Disclaimer: This entry may vary a little from a "mobile" post. However, if it was not for the Canvas mobile app, this experience would probably not have happened.
For approximately two years now I have been working with an American Sign Language (ASL) teacher at one of the high schools in our district. When I started working with her, we were focusing on the basics of Canvas, such as the calendar and adding events. Throughout the year, her ASL students would create videos of themselves signing and turn them in for the teacher to fulfill requirements for various assignments. I happened to be in the ASL classroom one day when the students were turning in their videos. Some students had emailed them to the teacher, while others brought them to school on flash drives. Other students were connecting their phones to the teacher's computer so the videos could be downloaded as though the mobile device was an external hard drive. After that, the teacher had to locate all of the files, save them to a folder, and make sure that all of the students had turned them in by going through each of the files. My first thought while observing this was, "I can save this teacher a lot of time." Well, Canvas could save this teacher a lot of time and I could help with the implementation.
Most of the students in the ASL classes had their own phones and were either already using the Canvas mobile app for other classes or could easily download it. I asked the teacher if she would be willing to explore Canvas assignments and have the ASL students submit their videos online.
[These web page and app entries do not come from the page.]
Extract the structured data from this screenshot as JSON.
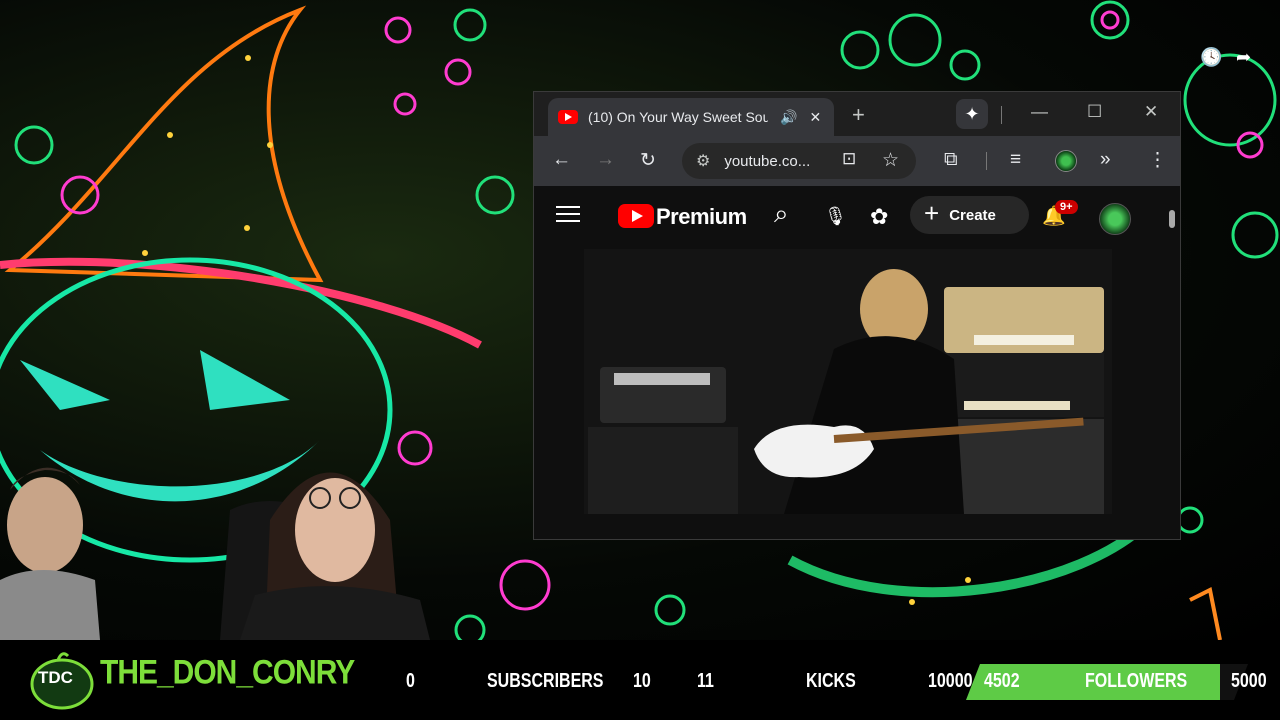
{
  "overlay": {
    "channel_name": "THE_DON_CONRY",
    "logo_text": "TDC",
    "subscribers": {
      "current": "0",
      "label": "SUBSCRIBERS",
      "goal": "10"
    },
    "kicks": {
      "current": "11",
      "label": "KICKS",
      "goal": "10000"
    },
    "followers": {
      "current": "4502",
      "label": "FOLLOWERS",
      "goal": "5000",
      "progress": 0.9
    },
    "accent_color": "#7dde3a"
  },
  "browser": {
    "tab_title": "(10) On Your Way Sweet Sou",
    "url": "youtube.co...",
    "icons": {
      "tab_audio": "🔊",
      "tab_close": "✕",
      "new_tab": "+",
      "gemini": "✦",
      "minimize": "—",
      "maximize": "☐",
      "close": "✕",
      "back": "←",
      "forward": "→",
      "reload": "↻",
      "site_info": "⚙",
      "install": "⊡",
      "bookmark": "☆",
      "extensions": "⧉",
      "media": "≡",
      "more_tools": "»",
      "menu": "⋮"
    }
  },
  "youtube": {
    "brand": "Premium",
    "create_label": "Create",
    "create_icon": "+",
    "notifications_badge": "9+",
    "icons": {
      "search": "⌕",
      "mic": "🎙",
      "ai": "✿",
      "bell": "🔔"
    }
  },
  "stream_icons": {
    "clock": "🕓",
    "share": "➦"
  }
}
To make a long story short, we had success. Not everything was perfect, but we learned a lot through the process. Here are some of the things we learned:
- As you would expect, even short videos take a while to upload. The uploading from the mobile devices is a two step process. The first part compresses the video to prepare it for uploading. The second part actually uploads and submits the video. The compressing of the video was very obvious, including a progress bar that was very visible to show when the compression was complete. When the upload begins, the screen kind of returns to normal with a very thin, hairline sized progress bar towards the top of the screen that is very subtle and fairly easy to miss. The students would think the uploading was done after the compression phase and become confused why the teacher had not received their submission.
- If you want to watch the videos in Speedgrader, set the submission type to Online and media recordings. File uploads work too, but there is a downfall. When videos are submitted as media recordings, they can be played right there in Speedgrader almost instantly. If submissions are uploaded as file uploads, they will need to be downloaded before they can be viewed. Since videos take a bit of time to upload...you guessed it...they also take a bit of time to download. Since the teacher would share these videos as presentations with the class directly from Speedgrader (prior to grading them) it was nice to have the videos start right away and not require the time to download.
- This process made it easier for students than the old way of bringing their submissions to school in a variety of ways. Students used their phones to create the videos, opened the Canvas app, and submitted them for the assignment. They could turn them in as soon as the videos were completed and did not have to wait until the next class to turn them in.
- This process had definite advantages for the teacher as well. All the class time that was previously used to transfer videos could be used for further instruction or enrichment. All videos were organized in one location as soon as they were submitted. Videos could be easily and quickly accessed via Speedgrader by class section to present them to the students. Once submissions are graded in Canvas, grades can be sent to our SIS system with a few clicks of a mouse. If the teacher was not satisfied with a students video, she could have them easily resubmit at any time.
- We did run into some times when students could not get their videos to upload in the Canvas app. When this happened, a solution that usually worked was to have the students log into Canvas using the browser on their mobile device and submit the video that way. (I am not going to say that this was fault of the Canvas mobile app because I do not know what the problem was. There are so many variables that come into play in these environments that we just need try to trouble shoot the best we can and find something that works.)
I am sure that there are more things that I could add, but this post is getting rather long and it has been a long day to begin with. Plus the weather is beautiful and my wife and dogs are waiting for me to go on a walk. So, if you have any thing to add from your experiences or have any questions about mine, please add a comment or question. I will be happy to hear from you and more than happy to share whatever I can. canvas mobile apps